Work instructions:
Word for word, copy the data that follows and skip its pictures.

Stored data:
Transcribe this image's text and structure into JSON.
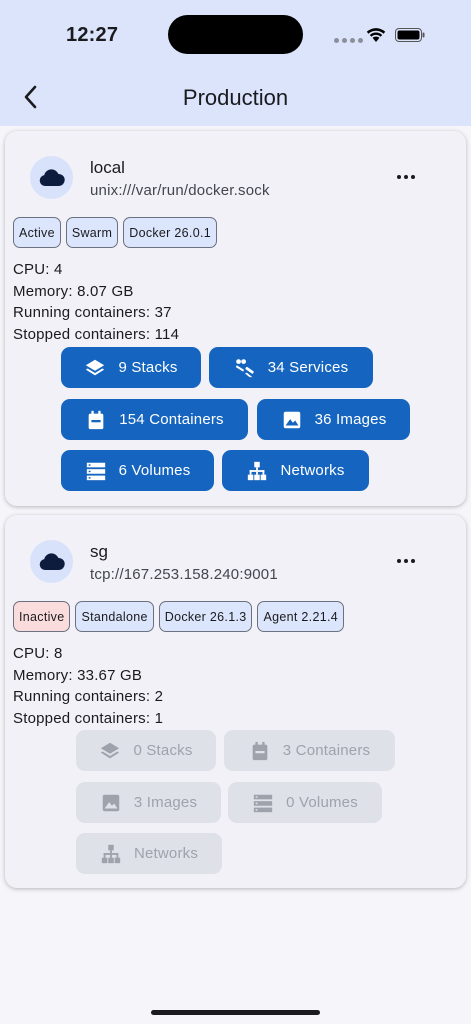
{
  "status_bar": {
    "time": "12:27"
  },
  "header": {
    "title": "Production"
  },
  "colors": {
    "accent": "#1565c0",
    "header_bg": "#dbe4fb",
    "inactive_chip": "#fbdcdc",
    "chip": "#dbe5fb"
  },
  "hosts": [
    {
      "name": "local",
      "url": "unix:///var/run/docker.sock",
      "badges": [
        "Active",
        "Swarm",
        "Docker 26.0.1"
      ],
      "cpu_label": "CPU:  4",
      "memory_label": "Memory:  8.07 GB",
      "running_label": "Running containers:  37",
      "stopped_label": "Stopped containers:  114",
      "buttons": {
        "stacks": "9 Stacks",
        "services": "34 Services",
        "containers": "154 Containers",
        "images": "36 Images",
        "volumes": "6 Volumes",
        "networks": "Networks"
      }
    },
    {
      "name": "sg",
      "url": "tcp://167.253.158.240:9001",
      "badges": [
        "Inactive",
        "Standalone",
        "Docker 26.1.3",
        "Agent 2.21.4"
      ],
      "cpu_label": "CPU:  8",
      "memory_label": "Memory:  33.67 GB",
      "running_label": "Running containers:  2",
      "stopped_label": "Stopped containers:  1",
      "buttons": {
        "stacks": "0 Stacks",
        "containers": "3 Containers",
        "images": "3 Images",
        "volumes": "0 Volumes",
        "networks": "Networks"
      }
    }
  ]
}
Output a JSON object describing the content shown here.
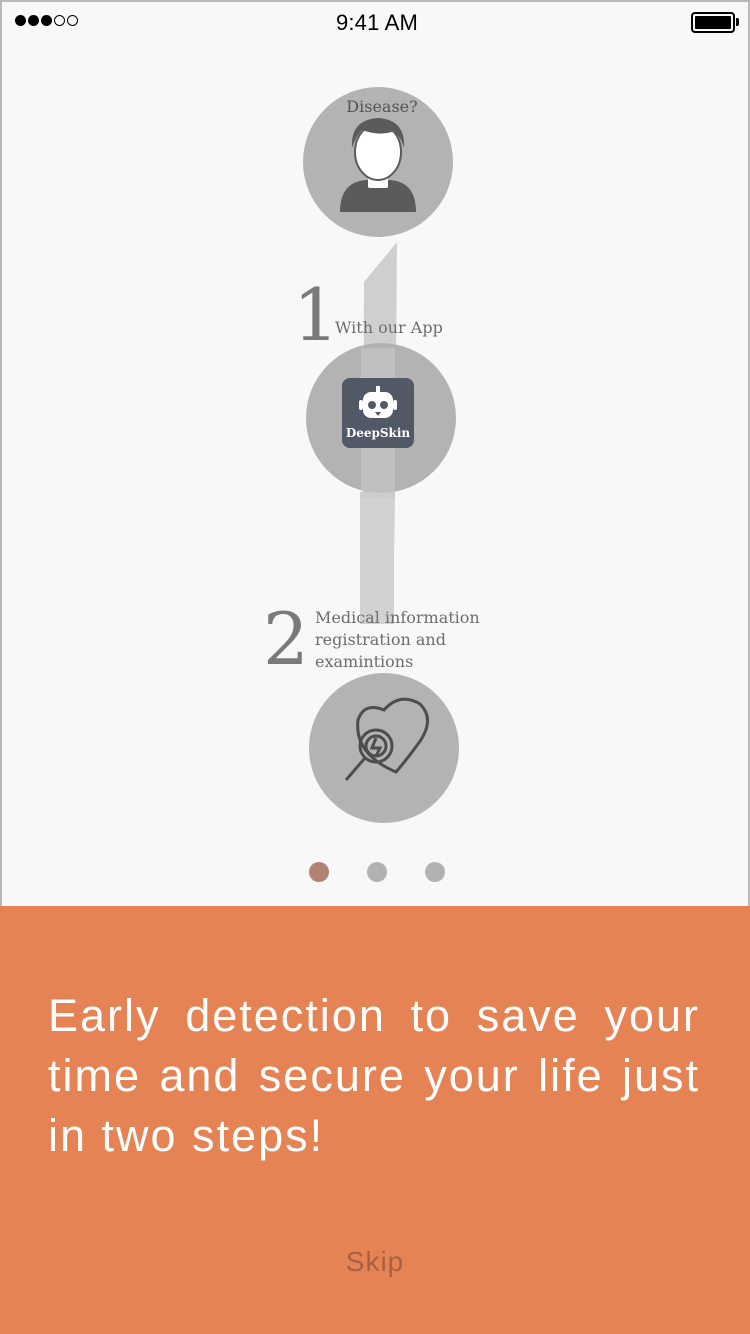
{
  "status_bar": {
    "time": "9:41 AM",
    "signal_filled": 3,
    "signal_total": 5,
    "battery_level": 1.0
  },
  "illustration": {
    "top_bubble": {
      "text": "Disease?",
      "icon": "person-icon"
    },
    "step1": {
      "number": "1",
      "caption": "With our App",
      "app_name": "DeepSkin",
      "icon": "robot-icon"
    },
    "step2": {
      "number": "2",
      "caption_lines": [
        "Medical information",
        "registration and",
        "examintions"
      ],
      "icon": "heart-magnifier-icon"
    }
  },
  "pagination": {
    "count": 3,
    "active_index": 0
  },
  "panel": {
    "headline": "Early detection to save your time and secure your life just in two steps!",
    "skip_label": "Skip"
  },
  "colors": {
    "accent": "#e68355",
    "active_dot": "#b38276",
    "inactive_dot": "#b2b2b2",
    "circle": "#b3b3b3",
    "skip_text": "#a96043"
  }
}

Response below:
Transcribe this image's text and structure into JSON.
{
  "status_bar": {
    "time": "12:27"
  },
  "header": {
    "title": "Production"
  },
  "colors": {
    "accent": "#1565c0",
    "header_bg": "#dbe4fb",
    "inactive_chip": "#fbdcdc",
    "chip": "#dbe5fb"
  },
  "hosts": [
    {
      "name": "local",
      "url": "unix:///var/run/docker.sock",
      "badges": [
        "Active",
        "Swarm",
        "Docker 26.0.1"
      ],
      "cpu_label": "CPU:  4",
      "memory_label": "Memory:  8.07 GB",
      "running_label": "Running containers:  37",
      "stopped_label": "Stopped containers:  114",
      "buttons": {
        "stacks": "9 Stacks",
        "services": "34 Services",
        "containers": "154 Containers",
        "images": "36 Images",
        "volumes": "6 Volumes",
        "networks": "Networks"
      }
    },
    {
      "name": "sg",
      "url": "tcp://167.253.158.240:9001",
      "badges": [
        "Inactive",
        "Standalone",
        "Docker 26.1.3",
        "Agent 2.21.4"
      ],
      "cpu_label": "CPU:  8",
      "memory_label": "Memory:  33.67 GB",
      "running_label": "Running containers:  2",
      "stopped_label": "Stopped containers:  1",
      "buttons": {
        "stacks": "0 Stacks",
        "containers": "3 Containers",
        "images": "3 Images",
        "volumes": "0 Volumes",
        "networks": "Networks"
      }
    }
  ]
}
Output a JSON object describing the content shown here.
{
  "status_bar": {
    "time": "9:41 AM",
    "signal_filled": 3,
    "signal_total": 5,
    "battery_level": 1.0
  },
  "illustration": {
    "top_bubble": {
      "text": "Disease?",
      "icon": "person-icon"
    },
    "step1": {
      "number": "1",
      "caption": "With our App",
      "app_name": "DeepSkin",
      "icon": "robot-icon"
    },
    "step2": {
      "number": "2",
      "caption_lines": [
        "Medical information",
        "registration and",
        "examintions"
      ],
      "icon": "heart-magnifier-icon"
    }
  },
  "pagination": {
    "count": 3,
    "active_index": 0
  },
  "panel": {
    "headline": "Early detection to save your time and secure your life just in two steps!",
    "skip_label": "Skip"
  },
  "colors": {
    "accent": "#e68355",
    "active_dot": "#b38276",
    "inactive_dot": "#b2b2b2",
    "circle": "#b3b3b3",
    "skip_text": "#a96043"
  }
}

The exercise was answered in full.